Search the records below for the string "Create", and report each line that contains it.

Start of Data section

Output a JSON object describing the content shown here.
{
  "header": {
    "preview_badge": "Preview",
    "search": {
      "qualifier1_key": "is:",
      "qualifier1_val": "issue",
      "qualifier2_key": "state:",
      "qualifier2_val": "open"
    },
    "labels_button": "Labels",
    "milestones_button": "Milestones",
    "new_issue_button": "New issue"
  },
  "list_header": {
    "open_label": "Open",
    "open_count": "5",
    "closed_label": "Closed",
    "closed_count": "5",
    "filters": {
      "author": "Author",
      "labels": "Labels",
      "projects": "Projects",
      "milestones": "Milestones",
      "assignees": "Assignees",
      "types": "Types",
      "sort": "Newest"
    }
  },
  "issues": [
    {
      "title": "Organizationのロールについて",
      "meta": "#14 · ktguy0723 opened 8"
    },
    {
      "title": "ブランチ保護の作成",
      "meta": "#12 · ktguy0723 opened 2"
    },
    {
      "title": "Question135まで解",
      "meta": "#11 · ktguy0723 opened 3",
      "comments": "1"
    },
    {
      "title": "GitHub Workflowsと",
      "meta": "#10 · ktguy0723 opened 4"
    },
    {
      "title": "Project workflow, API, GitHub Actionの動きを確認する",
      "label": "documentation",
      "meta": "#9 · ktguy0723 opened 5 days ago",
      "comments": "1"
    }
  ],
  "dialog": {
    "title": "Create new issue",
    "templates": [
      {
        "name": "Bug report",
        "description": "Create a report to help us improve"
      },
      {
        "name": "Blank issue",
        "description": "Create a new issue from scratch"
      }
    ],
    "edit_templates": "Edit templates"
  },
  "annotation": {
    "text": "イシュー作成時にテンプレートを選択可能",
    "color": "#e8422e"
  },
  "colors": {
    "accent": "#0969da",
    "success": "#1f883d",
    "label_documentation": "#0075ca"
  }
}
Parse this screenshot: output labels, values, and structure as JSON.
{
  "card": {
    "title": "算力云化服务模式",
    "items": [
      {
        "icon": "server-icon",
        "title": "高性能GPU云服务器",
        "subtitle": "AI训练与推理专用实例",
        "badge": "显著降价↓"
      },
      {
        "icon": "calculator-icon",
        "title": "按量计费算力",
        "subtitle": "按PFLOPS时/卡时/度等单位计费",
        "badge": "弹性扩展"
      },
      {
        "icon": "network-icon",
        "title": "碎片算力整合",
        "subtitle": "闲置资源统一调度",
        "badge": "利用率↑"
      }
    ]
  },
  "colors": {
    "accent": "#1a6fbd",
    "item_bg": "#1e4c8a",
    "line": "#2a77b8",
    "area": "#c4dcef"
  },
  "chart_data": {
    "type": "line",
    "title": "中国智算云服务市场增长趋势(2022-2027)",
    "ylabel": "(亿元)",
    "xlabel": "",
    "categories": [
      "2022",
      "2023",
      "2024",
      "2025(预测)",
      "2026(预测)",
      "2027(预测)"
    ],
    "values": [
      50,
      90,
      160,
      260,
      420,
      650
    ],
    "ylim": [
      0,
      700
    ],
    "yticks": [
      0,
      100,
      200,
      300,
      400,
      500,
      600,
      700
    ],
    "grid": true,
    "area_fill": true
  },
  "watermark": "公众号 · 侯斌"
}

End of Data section

- _Reply to the task_:
    "title": "Create new issue",
        "description": "Create a report to help us improve"
        "description": "Create a new issue from scratch"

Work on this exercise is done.